■ **EXERCISE OBJECTIVE**:
The answer should be an exact copy of the data.

Extracted records:
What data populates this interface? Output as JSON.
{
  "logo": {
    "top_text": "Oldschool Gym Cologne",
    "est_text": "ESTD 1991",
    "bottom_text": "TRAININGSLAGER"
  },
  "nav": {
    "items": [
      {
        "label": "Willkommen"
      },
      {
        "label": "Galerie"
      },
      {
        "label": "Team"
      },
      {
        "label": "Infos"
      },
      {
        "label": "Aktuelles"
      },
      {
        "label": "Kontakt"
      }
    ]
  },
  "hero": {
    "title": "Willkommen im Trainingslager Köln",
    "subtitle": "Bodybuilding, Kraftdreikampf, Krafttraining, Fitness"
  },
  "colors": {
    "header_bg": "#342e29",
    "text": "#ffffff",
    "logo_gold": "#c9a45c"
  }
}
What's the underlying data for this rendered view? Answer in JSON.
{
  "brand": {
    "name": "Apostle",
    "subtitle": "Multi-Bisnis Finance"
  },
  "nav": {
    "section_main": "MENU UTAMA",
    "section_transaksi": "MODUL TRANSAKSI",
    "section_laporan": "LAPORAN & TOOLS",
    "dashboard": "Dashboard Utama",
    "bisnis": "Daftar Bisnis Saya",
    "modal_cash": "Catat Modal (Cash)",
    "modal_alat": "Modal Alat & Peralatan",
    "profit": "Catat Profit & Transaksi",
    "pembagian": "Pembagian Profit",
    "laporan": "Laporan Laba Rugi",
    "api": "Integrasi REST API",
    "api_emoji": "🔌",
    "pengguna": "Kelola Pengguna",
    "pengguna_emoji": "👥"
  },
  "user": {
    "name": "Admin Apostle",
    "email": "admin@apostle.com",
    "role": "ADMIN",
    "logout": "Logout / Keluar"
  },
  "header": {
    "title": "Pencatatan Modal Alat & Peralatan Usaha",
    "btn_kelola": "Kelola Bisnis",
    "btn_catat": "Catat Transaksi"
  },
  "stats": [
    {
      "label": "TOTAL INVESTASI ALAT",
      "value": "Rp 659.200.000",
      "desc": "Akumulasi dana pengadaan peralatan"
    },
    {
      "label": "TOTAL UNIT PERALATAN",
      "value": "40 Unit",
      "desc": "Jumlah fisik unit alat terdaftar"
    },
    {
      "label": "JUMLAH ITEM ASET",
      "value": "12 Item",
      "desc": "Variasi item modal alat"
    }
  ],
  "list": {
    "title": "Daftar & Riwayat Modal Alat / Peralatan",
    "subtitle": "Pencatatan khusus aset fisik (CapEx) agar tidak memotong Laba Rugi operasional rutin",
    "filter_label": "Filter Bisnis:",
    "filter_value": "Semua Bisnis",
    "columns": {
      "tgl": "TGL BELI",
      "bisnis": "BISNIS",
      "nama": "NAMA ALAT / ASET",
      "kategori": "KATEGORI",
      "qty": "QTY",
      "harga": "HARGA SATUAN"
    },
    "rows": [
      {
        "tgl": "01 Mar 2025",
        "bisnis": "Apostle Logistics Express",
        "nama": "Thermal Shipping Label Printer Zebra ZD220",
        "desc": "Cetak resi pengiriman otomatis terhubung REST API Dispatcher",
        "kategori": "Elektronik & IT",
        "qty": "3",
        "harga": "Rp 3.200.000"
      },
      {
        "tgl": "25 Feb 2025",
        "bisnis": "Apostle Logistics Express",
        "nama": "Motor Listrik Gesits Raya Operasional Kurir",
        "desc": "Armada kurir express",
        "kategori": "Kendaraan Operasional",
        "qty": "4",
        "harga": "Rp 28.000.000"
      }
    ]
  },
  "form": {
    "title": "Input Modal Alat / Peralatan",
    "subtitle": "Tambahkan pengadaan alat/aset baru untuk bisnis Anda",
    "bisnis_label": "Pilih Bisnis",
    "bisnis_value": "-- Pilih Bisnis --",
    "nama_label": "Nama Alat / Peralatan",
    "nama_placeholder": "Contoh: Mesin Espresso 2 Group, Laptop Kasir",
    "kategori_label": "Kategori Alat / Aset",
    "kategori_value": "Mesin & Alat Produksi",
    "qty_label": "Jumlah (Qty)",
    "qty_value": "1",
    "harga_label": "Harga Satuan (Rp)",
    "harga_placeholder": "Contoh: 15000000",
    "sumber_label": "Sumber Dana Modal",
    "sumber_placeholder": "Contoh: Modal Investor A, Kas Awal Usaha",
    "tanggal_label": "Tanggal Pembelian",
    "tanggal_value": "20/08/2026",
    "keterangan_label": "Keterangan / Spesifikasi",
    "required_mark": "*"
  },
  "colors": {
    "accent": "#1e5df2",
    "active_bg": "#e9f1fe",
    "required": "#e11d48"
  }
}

■ **ANSWER SPACE**:
What data populates this interface? Output as JSON.
{
  "logo": {
    "top_text": "Oldschool Gym Cologne",
    "est_text": "ESTD 1991",
    "bottom_text": "TRAININGSLAGER"
  },
  "nav": {
    "items": [
      {
        "label": "Willkommen"
      },
      {
        "label": "Galerie"
      },
      {
        "label": "Team"
      },
      {
        "label": "Infos"
      },
      {
        "label": "Aktuelles"
      },
      {
        "label": "Kontakt"
      }
    ]
  },
  "hero": {
    "title": "Willkommen im Trainingslager Köln",
    "subtitle": "Bodybuilding, Kraftdreikampf, Krafttraining, Fitness"
  },
  "colors": {
    "header_bg": "#342e29",
    "text": "#ffffff",
    "logo_gold": "#c9a45c"
  }
}
What's the underlying data for this rendered view? Answer in JSON.
{
  "brand": {
    "name": "Apostle",
    "subtitle": "Multi-Bisnis Finance"
  },
  "nav": {
    "section_main": "MENU UTAMA",
    "section_transaksi": "MODUL TRANSAKSI",
    "section_laporan": "LAPORAN & TOOLS",
    "dashboard": "Dashboard Utama",
    "bisnis": "Daftar Bisnis Saya",
    "modal_cash": "Catat Modal (Cash)",
    "modal_alat": "Modal Alat & Peralatan",
    "profit": "Catat Profit & Transaksi",
    "pembagian": "Pembagian Profit",
    "laporan": "Laporan Laba Rugi",
    "api": "Integrasi REST API",
    "api_emoji": "🔌",
    "pengguna": "Kelola Pengguna",
    "pengguna_emoji": "👥"
  },
  "user": {
    "name": "Admin Apostle",
    "email": "admin@apostle.com",
    "role": "ADMIN",
    "logout": "Logout / Keluar"
  },
  "header": {
    "title": "Pencatatan Modal Alat & Peralatan Usaha",
    "btn_kelola": "Kelola Bisnis",
    "btn_catat": "Catat Transaksi"
  },
  "stats": [
    {
      "label": "TOTAL INVESTASI ALAT",
      "value": "Rp 659.200.000",
      "desc": "Akumulasi dana pengadaan peralatan"
    },
    {
      "label": "TOTAL UNIT PERALATAN",
      "value": "40 Unit",
      "desc": "Jumlah fisik unit alat terdaftar"
    },
    {
      "label": "JUMLAH ITEM ASET",
      "value": "12 Item",
      "desc": "Variasi item modal alat"
    }
  ],
  "list": {
    "title": "Daftar & Riwayat Modal Alat / Peralatan",
    "subtitle": "Pencatatan khusus aset fisik (CapEx) agar tidak memotong Laba Rugi operasional rutin",
    "filter_label": "Filter Bisnis:",
    "filter_value": "Semua Bisnis",
    "columns": {
      "tgl": "TGL BELI",
      "bisnis": "BISNIS",
      "nama": "NAMA ALAT / ASET",
      "kategori": "KATEGORI",
      "qty": "QTY",
      "harga": "HARGA SATUAN"
    },
    "rows": [
      {
        "tgl": "01 Mar 2025",
        "bisnis": "Apostle Logistics Express",
        "nama": "Thermal Shipping Label Printer Zebra ZD220",
        "desc": "Cetak resi pengiriman otomatis terhubung REST API Dispatcher",
        "kategori": "Elektronik & IT",
        "qty": "3",
        "harga": "Rp 3.200.000"
      },
      {
        "tgl": "25 Feb 2025",
        "bisnis": "Apostle Logistics Express",
        "nama": "Motor Listrik Gesits Raya Operasional Kurir",
        "desc": "Armada kurir express",
        "kategori": "Kendaraan Operasional",
        "qty": "4",
        "harga": "Rp 28.000.000"
      }
    ]
  },
  "form": {
    "title": "Input Modal Alat / Peralatan",
    "subtitle": "Tambahkan pengadaan alat/aset baru untuk bisnis Anda",
    "bisnis_label": "Pilih Bisnis",
    "bisnis_value": "-- Pilih Bisnis --",
    "nama_label": "Nama Alat / Peralatan",
    "nama_placeholder": "Contoh: Mesin Espresso 2 Group, Laptop Kasir",
    "kategori_label": "Kategori Alat / Aset",
    "kategori_value": "Mesin & Alat Produksi",
    "qty_label": "Jumlah (Qty)",
    "qty_value": "1",
    "harga_label": "Harga Satuan (Rp)",
    "harga_placeholder": "Contoh: 15000000",
    "sumber_label": "Sumber Dana Modal",
    "sumber_placeholder": "Contoh: Modal Investor A, Kas Awal Usaha",
    "tanggal_label": "Tanggal Pembelian",
    "tanggal_value": "20/08/2026",
    "keterangan_label": "Keterangan / Spesifikasi",
    "required_mark": "*"
  },
  "colors": {
    "accent": "#1e5df2",
    "active_bg": "#e9f1fe",
    "required": "#e11d48"
  }
}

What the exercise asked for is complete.